with just a few barks
everyone can understand
that Lassie is saying
Timmy fell down the well
but with my endless whining and gnawing
you can’t understand
that I am saying
I’d rather the earth swallowed me whole
than go out in public wearing this raincoat
by Francesco Marciuliano
After Dolce spent weeks at the vet’s recovering from her several surgeries last summer, she returned to us with a new vice. Her days rubbing paws with other canine inmates manifested into a penchant to be heard. In the 53 days spent at the vet’s healing, Dolce learned how to bark. Loud. Often. And for no reason.
This is no Lassie bark. This is no “the house is burning down and I’m saving you” bark. It’s not a doorbell bark or a TV bark or a car just drove up bark. Nope. This is a trumpet of deafening, abrasive clamoring. With no translation. No explanation.
Now, Tiamo, she had a few Lassie bark moments. She would come down into the den as Malcolm and I watched TV and do the bedtime bark shuffle. She would stand in the doorway and back up as she barked three times. It was nine o’clock and time for me to come to bed. Nine o’clock on the dot. She never missed the dot. Three sharp barks with exclamation marks. She would then race back to the bedroom and wait for me.
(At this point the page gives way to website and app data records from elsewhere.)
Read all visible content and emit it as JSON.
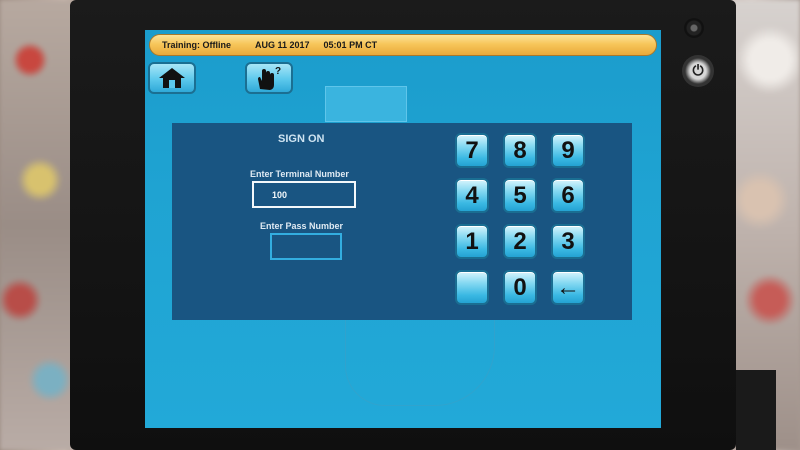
{
  "status_bar": {
    "mode": "Training: Offline",
    "date": "AUG 11 2017",
    "time": "05:01 PM CT"
  },
  "toolbar": {
    "home_icon": "home-icon",
    "help_icon": "touch-help-icon"
  },
  "sign_on": {
    "title": "SIGN ON",
    "terminal_label": "Enter Terminal Number",
    "terminal_value": "100",
    "pass_label": "Enter Pass Number",
    "pass_value": ""
  },
  "keypad": {
    "keys": [
      "7",
      "8",
      "9",
      "4",
      "5",
      "6",
      "1",
      "2",
      "3",
      "",
      "0",
      "←"
    ]
  },
  "colors": {
    "screen": "#1fa3d2",
    "panel": "#195582",
    "status_bar": "#f7c65a"
  }
}
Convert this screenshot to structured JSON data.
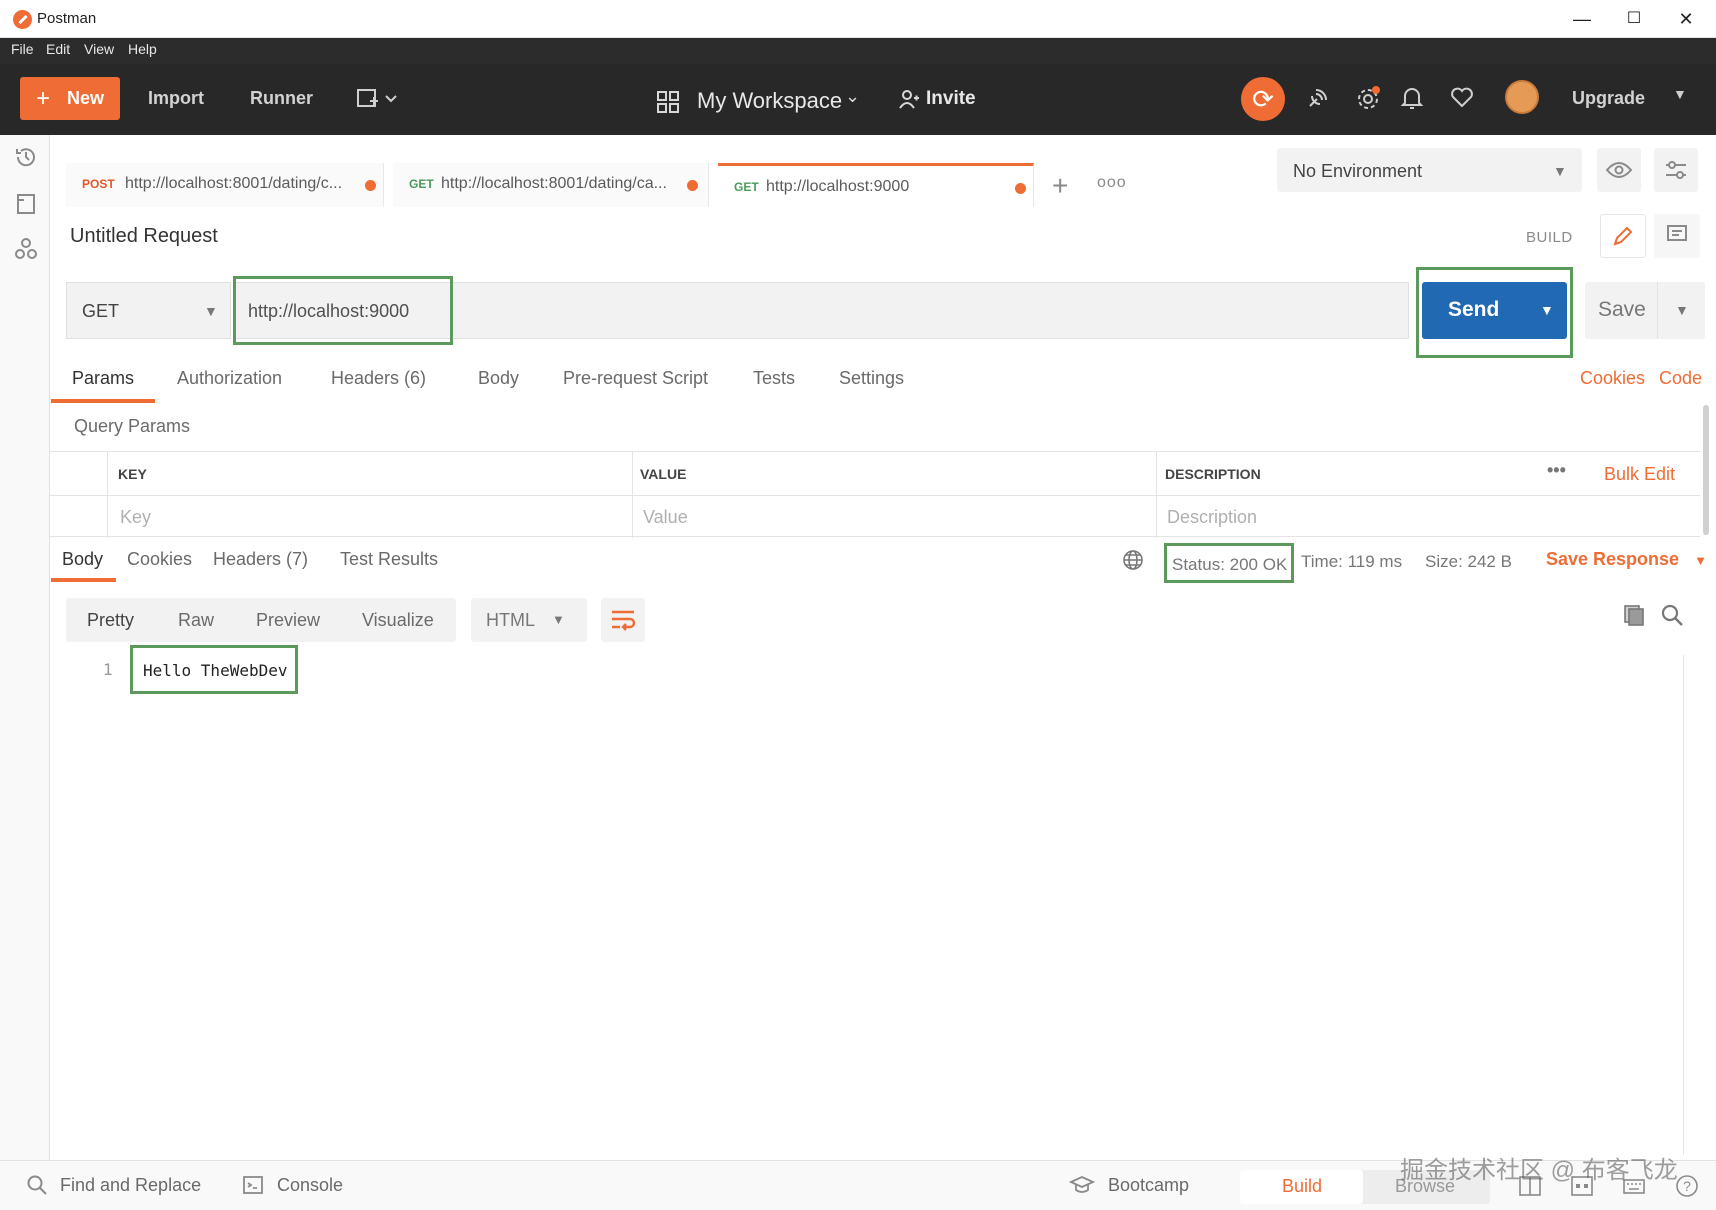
{
  "window": {
    "title": "Postman",
    "controls": {
      "minimize": "—",
      "maximize": "☐",
      "close": "✕"
    }
  },
  "menu": [
    "File",
    "Edit",
    "View",
    "Help"
  ],
  "header": {
    "new_label": "New",
    "import_label": "Import",
    "runner_label": "Runner",
    "workspace_label": "My Workspace",
    "invite_label": "Invite",
    "upgrade_label": "Upgrade",
    "accent": "#ef6c35"
  },
  "tabs": [
    {
      "method": "POST",
      "url": "http://localhost:8001/dating/c...",
      "method_color": "#e2562a"
    },
    {
      "method": "GET",
      "url": "http://localhost:8001/dating/ca...",
      "method_color": "#4a9a5a"
    },
    {
      "method": "GET",
      "url": "http://localhost:9000",
      "method_color": "#4a9a5a"
    }
  ],
  "environment": {
    "selected": "No Environment"
  },
  "request": {
    "name": "Untitled Request",
    "build_label": "BUILD",
    "method": "GET",
    "url": "http://localhost:9000",
    "send_label": "Send",
    "save_label": "Save",
    "send_color": "#2169b3"
  },
  "request_tabs": [
    "Params",
    "Authorization",
    "Headers (6)",
    "Body",
    "Pre-request Script",
    "Tests",
    "Settings"
  ],
  "request_links": {
    "cookies": "Cookies",
    "code": "Code"
  },
  "query_params": {
    "title": "Query Params",
    "columns": [
      "KEY",
      "VALUE",
      "DESCRIPTION"
    ],
    "placeholders": [
      "Key",
      "Value",
      "Description"
    ],
    "more": "•••",
    "bulk_edit": "Bulk Edit"
  },
  "response": {
    "tabs": [
      "Body",
      "Cookies",
      "Headers (7)",
      "Test Results"
    ],
    "status": "Status: 200 OK",
    "time": "Time: 119 ms",
    "size": "Size: 242 B",
    "save_response": "Save Response",
    "formats": [
      "Pretty",
      "Raw",
      "Preview",
      "Visualize"
    ],
    "language": "HTML",
    "lines": [
      {
        "number": "1",
        "text": "Hello TheWebDev"
      }
    ]
  },
  "footer": {
    "find_replace": "Find and Replace",
    "console": "Console",
    "bootcamp": "Bootcamp",
    "build": "Build",
    "browse": "Browse"
  },
  "watermark": "掘金技术社区 @ 布客飞龙",
  "icons": {
    "history": "history-icon",
    "collections": "collections-icon",
    "apis": "apis-icon",
    "sync": "sync-icon",
    "satellite": "satellite-icon",
    "settings": "gear-icon",
    "bell": "bell-icon",
    "heart": "heart-icon",
    "eye": "eye-icon",
    "sliders": "sliders-icon",
    "globe": "globe-icon",
    "copy": "copy-icon",
    "search": "search-icon"
  }
}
Once Tiamo came down to the den calling out to us with an excited yawp. There was enough bellow in her bluster to give us pause. It wasn’t nine yet, there had been no yelp from the TV, we were curious as to her behavior. I followed her back up into the kitchen and discovered Thugs, our old and aging cat at the time, had gotten himself stuck on the counter and could not get down. He had expanded all his energy in his jump up and now found himself without the stamina to climb down. Thug’s days of enterprising activity had long passed him by. He had twenty years of hard living behind him and his life style had catch up to him. Tiamo just wanted her buddy safe, down on the ground where she could look after him.
Another time, another barking frenzy, Tiamo came to warn us the replacement mousers had knocked over a glass vase full of water. Not only was there water all over the table and floor, but shards of glass was everywhere. Her mayday kept our bare feet from being sliced up.
But Dolce, she just barks.
Bark. Bark. Bark. She knows only one word. Bark.
It’s all about context.